Indian Oil Corp chairman said OPEC needs to pay more attention to the oil prices and reduce them or it will find itself with less demand, adding that the negative effect on demand will become more evident in the longer run, with as much as 1 million bpd in Indian demand erased by a switch to natural gas and electric cars by 2025.
Most of the oil India consumes is imported, which makes it extremely sensitive to changes in international benchmark prices. The country already asked OPEC to take the lid off production earlier this year, and OPEC heeded the call. Yet prices are once again rising to levels that from the Indian perspective are unreasonable, as Dharmendra Pradhan the Petroleum Minister called them.
The drivers behind this latest rally smack of a perfect storm: a deadline for U.S. sanctions drawing nearer and the U.S. pressuring its allies to cut imports from the country to zero; a production outage in Libya that’s taken off most of the country’s production offline; and another outage, in Canada that has dented production by more than 300,000 bpd.
The Iran problem is the most sensitive for India, which has maintained good relations with both the United States and Iran. Initially, when President Trump announced that the U.S. will quit the Iran nuclear deal, India was defiant. Later on, when the implications of going against the world’s biggest financial system became apparent, New Delhi folded, sparking criticism both at home and in Iran.
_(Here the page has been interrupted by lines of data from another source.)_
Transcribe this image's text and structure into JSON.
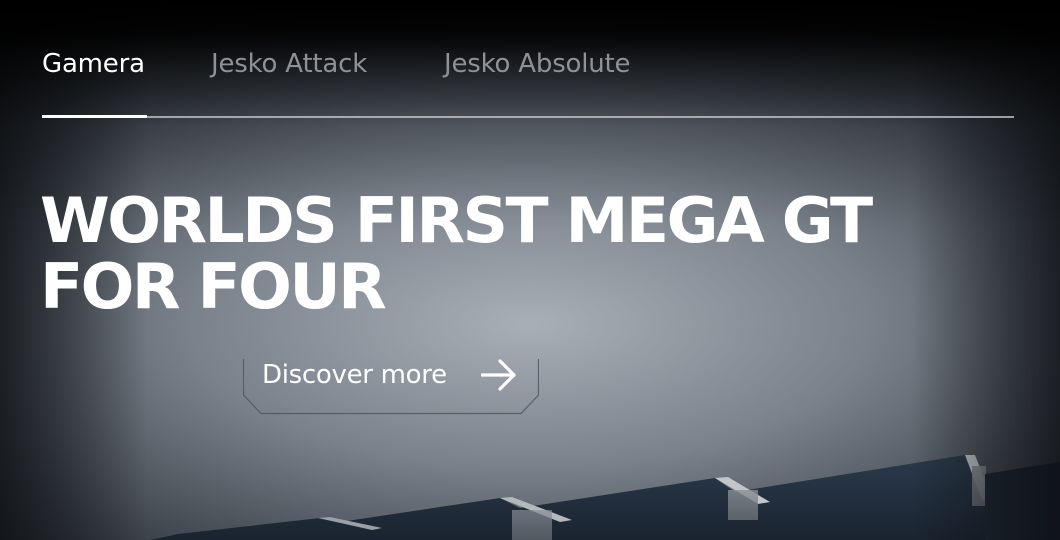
{
  "tabs": [
    {
      "label": "Gamera",
      "active": true
    },
    {
      "label": "Jesko Attack",
      "active": false
    },
    {
      "label": "Jesko Absolute",
      "active": false
    }
  ],
  "hero": {
    "headline_line1": "WORLDS FIRST MEGA GT",
    "headline_line2": "FOR FOUR",
    "cta_label": "Discover more",
    "cta_icon": "arrow-right-icon"
  },
  "colors": {
    "active_tab": "#ffffff",
    "inactive_tab": "#8e9196",
    "headline": "#ffffff",
    "sky": "#aab1b8"
  }
}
The situation is indeed possible in finding alternatives to crude oil, and consumers in India are certainly looking for them. That should be good news for the EV industry and other alternative technologies. Some observers are skeptical that alternatives to fossil fuels will catch on quickly enough—but then, IOC’s chairman said, economic growth nor oil demand growth is not a given.
Sanjiv Singh said, “We have told OPEC, kindly don’t think growth will come only because everyone is projecting it. It is heavily linked with prices.”